━━ Provided material

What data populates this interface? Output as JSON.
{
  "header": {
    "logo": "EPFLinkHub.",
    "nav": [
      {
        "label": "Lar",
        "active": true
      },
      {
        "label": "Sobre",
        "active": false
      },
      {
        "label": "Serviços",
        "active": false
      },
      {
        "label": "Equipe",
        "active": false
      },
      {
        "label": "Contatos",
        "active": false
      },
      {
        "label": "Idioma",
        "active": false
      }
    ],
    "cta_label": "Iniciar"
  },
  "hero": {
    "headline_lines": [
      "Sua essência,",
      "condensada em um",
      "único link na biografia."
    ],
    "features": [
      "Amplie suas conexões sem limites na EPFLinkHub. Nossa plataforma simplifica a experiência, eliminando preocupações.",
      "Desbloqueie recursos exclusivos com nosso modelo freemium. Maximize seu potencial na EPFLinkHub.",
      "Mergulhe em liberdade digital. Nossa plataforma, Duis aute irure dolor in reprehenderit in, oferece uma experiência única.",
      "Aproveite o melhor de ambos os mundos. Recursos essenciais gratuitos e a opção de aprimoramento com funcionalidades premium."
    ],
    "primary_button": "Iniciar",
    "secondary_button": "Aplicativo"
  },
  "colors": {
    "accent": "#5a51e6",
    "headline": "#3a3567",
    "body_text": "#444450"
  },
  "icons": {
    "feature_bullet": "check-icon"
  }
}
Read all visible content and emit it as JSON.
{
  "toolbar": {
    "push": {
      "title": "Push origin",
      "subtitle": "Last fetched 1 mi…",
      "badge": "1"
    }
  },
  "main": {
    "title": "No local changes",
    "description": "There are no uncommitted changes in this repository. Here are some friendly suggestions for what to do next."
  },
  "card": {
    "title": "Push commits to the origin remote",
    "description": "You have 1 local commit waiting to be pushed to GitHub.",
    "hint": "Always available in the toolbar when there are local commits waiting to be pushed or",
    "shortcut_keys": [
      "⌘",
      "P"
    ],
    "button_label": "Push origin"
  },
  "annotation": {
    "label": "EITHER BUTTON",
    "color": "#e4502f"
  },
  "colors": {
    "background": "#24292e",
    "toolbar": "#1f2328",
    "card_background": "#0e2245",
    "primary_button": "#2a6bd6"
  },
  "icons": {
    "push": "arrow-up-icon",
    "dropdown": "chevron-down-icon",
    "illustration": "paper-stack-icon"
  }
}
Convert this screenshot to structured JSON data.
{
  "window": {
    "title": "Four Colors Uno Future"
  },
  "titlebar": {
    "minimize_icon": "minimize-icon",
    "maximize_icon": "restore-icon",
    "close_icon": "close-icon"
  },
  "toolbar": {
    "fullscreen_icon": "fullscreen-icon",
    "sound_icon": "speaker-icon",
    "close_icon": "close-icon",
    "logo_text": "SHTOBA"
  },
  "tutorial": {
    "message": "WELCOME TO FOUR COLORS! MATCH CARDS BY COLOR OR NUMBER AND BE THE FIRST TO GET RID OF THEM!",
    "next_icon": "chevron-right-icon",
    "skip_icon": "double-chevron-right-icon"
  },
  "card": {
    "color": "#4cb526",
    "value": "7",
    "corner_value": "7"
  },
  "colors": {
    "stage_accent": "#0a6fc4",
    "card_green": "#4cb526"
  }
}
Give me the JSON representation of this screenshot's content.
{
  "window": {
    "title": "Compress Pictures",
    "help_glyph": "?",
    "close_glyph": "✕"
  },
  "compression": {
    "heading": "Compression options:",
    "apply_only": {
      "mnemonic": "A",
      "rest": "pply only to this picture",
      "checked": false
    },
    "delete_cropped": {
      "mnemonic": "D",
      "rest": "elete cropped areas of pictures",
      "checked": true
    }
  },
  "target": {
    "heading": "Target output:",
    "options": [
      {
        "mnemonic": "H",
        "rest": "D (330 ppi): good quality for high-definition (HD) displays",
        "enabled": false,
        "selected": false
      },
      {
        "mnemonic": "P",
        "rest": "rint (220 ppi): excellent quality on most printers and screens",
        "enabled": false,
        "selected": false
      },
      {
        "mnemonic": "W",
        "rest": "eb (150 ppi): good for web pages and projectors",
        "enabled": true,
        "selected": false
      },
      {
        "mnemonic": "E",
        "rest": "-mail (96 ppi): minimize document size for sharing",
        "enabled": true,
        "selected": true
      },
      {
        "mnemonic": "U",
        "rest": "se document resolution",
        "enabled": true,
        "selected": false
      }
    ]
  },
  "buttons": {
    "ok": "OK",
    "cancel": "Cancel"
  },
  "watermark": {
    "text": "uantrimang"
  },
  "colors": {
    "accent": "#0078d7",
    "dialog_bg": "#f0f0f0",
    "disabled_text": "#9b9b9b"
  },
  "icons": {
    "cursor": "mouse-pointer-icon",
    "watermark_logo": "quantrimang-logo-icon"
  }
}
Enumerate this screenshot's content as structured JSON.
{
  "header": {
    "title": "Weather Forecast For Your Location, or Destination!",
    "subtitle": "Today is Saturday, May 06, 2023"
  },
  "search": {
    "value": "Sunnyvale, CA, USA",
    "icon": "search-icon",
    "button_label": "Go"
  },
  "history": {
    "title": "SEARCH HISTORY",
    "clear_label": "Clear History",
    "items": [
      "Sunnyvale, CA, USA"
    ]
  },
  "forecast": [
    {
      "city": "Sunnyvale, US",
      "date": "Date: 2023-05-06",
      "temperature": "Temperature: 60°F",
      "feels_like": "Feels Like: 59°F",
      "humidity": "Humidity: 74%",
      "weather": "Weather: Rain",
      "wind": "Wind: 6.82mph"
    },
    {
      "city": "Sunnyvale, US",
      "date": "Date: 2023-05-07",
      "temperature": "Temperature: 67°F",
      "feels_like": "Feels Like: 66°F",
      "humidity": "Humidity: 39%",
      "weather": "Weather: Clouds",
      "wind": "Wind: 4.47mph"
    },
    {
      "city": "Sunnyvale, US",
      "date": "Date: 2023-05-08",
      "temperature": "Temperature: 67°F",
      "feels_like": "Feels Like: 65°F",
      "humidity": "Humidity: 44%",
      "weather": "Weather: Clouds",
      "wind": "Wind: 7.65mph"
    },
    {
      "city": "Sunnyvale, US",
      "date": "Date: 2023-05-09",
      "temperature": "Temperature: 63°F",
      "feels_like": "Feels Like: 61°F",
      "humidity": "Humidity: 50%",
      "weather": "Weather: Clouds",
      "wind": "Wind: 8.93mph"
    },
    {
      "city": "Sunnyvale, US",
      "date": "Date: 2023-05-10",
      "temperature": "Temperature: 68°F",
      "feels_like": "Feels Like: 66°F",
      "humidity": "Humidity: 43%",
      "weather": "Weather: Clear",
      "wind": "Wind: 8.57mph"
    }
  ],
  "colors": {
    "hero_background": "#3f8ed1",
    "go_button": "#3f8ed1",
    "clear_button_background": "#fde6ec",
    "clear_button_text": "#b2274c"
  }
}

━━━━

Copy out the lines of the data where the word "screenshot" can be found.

• _Result_
Convert this screenshot to structured JSON data.
Give me the JSON representation of this screenshot's content.
Enumerate this screenshot's content as structured JSON.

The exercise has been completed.